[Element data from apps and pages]
-=-=-=-=-

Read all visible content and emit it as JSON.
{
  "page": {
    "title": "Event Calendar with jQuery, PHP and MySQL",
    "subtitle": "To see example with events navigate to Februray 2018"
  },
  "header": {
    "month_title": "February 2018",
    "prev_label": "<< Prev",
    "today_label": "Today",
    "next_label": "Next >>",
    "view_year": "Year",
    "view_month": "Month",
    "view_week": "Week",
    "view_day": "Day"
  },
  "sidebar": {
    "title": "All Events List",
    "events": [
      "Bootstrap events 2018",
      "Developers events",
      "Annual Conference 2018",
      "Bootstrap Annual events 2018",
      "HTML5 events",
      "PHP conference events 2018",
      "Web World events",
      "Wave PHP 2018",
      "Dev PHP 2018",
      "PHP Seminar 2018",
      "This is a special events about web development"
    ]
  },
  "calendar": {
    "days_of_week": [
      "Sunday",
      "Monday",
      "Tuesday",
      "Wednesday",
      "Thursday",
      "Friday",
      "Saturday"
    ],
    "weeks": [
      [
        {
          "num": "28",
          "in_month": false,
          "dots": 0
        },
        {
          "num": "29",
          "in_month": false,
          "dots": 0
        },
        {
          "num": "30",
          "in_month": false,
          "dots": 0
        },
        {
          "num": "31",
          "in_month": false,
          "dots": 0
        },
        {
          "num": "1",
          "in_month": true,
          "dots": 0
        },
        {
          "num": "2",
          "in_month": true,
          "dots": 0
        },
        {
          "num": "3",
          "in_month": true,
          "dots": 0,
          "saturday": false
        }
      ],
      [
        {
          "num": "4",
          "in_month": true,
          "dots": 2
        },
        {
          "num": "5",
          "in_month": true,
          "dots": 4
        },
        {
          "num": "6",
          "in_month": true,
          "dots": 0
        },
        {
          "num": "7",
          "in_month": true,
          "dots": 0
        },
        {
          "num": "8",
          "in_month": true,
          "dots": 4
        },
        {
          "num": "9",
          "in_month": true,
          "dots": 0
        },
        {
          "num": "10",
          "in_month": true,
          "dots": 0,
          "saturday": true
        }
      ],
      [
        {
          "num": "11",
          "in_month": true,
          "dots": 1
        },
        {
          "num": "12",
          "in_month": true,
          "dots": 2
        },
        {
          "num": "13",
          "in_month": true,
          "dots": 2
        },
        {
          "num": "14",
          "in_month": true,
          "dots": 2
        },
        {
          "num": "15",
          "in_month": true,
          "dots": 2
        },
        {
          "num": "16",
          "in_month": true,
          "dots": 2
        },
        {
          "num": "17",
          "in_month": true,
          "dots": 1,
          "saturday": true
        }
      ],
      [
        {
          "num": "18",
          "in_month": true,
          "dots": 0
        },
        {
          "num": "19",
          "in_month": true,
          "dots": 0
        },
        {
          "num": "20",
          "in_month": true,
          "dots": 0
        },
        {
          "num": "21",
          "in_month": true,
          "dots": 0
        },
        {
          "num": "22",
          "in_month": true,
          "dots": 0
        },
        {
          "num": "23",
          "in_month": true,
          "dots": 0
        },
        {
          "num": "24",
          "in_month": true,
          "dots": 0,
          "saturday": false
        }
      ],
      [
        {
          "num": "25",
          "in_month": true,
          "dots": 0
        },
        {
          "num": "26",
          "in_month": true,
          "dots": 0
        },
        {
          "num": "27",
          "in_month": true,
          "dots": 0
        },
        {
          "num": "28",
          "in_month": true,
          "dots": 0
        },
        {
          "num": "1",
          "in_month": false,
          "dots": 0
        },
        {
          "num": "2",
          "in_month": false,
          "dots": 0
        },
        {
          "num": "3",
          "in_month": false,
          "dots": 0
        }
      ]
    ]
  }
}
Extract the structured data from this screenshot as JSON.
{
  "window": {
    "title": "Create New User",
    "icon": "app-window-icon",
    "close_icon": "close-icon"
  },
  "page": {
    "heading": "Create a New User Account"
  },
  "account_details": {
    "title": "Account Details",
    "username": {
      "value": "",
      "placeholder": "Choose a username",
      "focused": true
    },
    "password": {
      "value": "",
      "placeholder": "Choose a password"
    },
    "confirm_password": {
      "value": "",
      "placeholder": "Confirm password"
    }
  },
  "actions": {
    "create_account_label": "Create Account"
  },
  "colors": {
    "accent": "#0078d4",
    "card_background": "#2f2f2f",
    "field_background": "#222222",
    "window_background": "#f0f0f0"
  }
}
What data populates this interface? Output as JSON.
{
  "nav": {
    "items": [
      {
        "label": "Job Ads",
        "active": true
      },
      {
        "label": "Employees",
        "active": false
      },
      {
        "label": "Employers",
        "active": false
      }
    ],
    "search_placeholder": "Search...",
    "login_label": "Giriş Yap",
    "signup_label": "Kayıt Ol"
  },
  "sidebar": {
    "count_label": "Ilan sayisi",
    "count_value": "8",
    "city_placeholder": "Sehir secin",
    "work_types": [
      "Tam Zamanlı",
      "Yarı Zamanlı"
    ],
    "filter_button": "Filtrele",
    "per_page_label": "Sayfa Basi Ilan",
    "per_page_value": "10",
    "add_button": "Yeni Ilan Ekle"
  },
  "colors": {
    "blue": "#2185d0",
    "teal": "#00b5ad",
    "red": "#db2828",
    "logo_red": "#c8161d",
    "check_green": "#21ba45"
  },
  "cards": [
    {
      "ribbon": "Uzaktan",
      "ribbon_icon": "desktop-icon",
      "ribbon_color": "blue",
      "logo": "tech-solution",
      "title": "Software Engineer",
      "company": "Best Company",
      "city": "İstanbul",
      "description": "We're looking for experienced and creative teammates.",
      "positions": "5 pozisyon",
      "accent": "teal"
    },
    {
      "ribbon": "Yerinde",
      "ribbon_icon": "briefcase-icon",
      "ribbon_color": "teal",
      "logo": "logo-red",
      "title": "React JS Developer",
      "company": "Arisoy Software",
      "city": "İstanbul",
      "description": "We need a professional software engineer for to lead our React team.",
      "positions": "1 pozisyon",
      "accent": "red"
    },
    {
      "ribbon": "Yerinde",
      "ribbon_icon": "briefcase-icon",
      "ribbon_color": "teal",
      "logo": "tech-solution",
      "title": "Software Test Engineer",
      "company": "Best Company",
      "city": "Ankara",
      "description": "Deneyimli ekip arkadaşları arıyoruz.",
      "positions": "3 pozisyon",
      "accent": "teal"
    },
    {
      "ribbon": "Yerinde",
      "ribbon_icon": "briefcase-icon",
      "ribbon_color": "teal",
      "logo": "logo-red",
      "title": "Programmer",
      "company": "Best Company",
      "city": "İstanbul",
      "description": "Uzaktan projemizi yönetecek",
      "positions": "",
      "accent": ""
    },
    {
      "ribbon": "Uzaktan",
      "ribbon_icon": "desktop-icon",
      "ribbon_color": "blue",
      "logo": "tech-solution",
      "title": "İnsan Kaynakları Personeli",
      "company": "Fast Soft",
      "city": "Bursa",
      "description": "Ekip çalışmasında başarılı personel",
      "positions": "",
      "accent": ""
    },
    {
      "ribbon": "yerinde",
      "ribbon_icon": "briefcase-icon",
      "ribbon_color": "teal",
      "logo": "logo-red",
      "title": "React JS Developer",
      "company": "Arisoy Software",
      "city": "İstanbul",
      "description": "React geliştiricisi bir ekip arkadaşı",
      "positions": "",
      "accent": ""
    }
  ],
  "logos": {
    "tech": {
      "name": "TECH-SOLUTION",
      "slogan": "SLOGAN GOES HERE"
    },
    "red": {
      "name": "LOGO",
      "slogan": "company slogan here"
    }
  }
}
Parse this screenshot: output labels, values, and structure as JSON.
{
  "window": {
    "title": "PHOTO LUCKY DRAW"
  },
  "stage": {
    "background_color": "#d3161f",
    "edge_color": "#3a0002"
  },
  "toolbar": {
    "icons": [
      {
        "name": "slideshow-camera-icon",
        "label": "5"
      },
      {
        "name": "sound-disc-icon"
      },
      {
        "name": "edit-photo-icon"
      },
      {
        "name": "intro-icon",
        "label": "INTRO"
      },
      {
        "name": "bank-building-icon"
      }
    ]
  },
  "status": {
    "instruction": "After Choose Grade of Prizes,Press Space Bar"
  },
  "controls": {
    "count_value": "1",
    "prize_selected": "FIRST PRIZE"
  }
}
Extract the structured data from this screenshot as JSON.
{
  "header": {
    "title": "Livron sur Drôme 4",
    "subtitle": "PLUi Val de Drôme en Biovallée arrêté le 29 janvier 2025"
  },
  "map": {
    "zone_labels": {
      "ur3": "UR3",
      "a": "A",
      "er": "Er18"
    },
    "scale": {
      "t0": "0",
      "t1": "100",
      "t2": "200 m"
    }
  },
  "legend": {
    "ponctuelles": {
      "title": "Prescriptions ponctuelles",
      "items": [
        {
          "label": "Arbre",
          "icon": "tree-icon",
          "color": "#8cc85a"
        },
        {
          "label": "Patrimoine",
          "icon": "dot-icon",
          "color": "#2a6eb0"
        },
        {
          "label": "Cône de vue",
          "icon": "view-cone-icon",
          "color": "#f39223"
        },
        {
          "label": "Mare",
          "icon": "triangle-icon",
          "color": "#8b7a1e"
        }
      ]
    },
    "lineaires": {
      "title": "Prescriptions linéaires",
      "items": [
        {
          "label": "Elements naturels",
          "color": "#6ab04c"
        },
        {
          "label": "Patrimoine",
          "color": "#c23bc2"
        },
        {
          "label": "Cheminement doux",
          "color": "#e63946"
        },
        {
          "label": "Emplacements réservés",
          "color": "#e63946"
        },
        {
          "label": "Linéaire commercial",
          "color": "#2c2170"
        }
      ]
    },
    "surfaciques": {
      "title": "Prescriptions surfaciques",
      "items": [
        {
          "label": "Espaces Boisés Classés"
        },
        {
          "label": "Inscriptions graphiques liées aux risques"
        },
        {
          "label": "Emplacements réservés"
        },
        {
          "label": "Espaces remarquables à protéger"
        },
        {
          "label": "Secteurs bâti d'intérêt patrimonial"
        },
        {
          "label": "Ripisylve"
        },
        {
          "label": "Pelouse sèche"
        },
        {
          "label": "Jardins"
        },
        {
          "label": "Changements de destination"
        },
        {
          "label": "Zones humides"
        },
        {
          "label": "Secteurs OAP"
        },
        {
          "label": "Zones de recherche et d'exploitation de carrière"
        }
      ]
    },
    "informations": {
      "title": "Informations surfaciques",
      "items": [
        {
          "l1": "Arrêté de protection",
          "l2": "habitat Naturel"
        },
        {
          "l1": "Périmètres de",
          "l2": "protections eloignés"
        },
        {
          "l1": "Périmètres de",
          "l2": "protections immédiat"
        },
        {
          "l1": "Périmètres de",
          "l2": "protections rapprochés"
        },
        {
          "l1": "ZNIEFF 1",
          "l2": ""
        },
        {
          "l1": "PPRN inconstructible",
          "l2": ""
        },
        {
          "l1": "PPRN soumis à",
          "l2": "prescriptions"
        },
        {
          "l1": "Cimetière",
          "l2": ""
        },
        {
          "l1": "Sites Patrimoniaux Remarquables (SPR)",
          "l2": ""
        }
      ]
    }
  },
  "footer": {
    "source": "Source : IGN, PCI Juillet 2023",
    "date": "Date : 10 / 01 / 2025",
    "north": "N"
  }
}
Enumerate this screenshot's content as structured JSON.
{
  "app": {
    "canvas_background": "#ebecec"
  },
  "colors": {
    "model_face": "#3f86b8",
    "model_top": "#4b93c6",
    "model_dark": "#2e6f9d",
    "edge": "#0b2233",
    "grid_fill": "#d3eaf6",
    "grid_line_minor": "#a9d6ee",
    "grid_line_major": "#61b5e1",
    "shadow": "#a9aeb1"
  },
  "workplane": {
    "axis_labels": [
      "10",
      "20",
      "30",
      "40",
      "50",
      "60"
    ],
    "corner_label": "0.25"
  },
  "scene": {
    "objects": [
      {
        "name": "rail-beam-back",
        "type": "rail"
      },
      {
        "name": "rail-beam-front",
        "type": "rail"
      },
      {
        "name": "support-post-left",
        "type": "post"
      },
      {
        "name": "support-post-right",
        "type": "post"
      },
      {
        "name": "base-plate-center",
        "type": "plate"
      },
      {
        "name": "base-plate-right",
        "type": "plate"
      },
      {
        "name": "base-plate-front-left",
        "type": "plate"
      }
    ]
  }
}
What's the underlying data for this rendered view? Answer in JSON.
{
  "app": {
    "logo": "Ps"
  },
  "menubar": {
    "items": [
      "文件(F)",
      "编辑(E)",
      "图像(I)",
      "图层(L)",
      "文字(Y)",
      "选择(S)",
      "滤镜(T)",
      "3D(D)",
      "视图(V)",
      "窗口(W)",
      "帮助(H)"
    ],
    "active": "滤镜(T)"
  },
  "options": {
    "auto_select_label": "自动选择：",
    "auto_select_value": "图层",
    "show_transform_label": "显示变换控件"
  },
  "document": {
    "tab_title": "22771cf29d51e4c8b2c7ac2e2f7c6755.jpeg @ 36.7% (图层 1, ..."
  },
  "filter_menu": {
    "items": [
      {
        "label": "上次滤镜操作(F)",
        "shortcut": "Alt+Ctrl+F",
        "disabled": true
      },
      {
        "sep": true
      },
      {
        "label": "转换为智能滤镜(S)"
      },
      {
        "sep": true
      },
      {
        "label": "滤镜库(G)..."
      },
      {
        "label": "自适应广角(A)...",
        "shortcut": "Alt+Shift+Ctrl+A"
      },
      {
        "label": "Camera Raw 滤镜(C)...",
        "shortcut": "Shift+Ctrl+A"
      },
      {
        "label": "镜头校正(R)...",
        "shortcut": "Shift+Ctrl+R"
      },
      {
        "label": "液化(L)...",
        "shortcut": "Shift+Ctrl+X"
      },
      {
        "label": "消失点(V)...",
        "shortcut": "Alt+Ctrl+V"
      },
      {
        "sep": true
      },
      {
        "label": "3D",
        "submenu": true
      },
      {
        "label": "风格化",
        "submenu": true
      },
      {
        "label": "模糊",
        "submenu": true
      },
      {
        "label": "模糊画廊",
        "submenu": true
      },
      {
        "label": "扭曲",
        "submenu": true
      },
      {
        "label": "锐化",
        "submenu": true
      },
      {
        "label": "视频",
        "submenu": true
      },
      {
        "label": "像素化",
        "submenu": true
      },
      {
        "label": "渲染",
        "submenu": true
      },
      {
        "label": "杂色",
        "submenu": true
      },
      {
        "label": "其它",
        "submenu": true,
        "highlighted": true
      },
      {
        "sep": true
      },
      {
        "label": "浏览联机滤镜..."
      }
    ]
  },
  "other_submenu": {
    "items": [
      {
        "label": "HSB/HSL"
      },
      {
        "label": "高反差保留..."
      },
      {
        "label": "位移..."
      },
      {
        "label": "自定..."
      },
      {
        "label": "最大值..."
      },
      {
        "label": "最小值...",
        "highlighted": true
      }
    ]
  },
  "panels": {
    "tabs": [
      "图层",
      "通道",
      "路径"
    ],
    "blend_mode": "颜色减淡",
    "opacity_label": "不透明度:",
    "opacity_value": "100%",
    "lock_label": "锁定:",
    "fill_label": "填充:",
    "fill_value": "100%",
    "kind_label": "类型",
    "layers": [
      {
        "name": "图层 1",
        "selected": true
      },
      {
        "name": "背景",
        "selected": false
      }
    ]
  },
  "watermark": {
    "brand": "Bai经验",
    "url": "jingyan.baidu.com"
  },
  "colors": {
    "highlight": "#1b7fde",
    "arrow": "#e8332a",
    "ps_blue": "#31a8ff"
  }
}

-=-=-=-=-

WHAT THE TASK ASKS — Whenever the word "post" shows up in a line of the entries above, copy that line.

WRITTEN REPLY —
        "name": "support-post-left",
        "type": "post"
        "name": "support-post-right",
        "type": "post"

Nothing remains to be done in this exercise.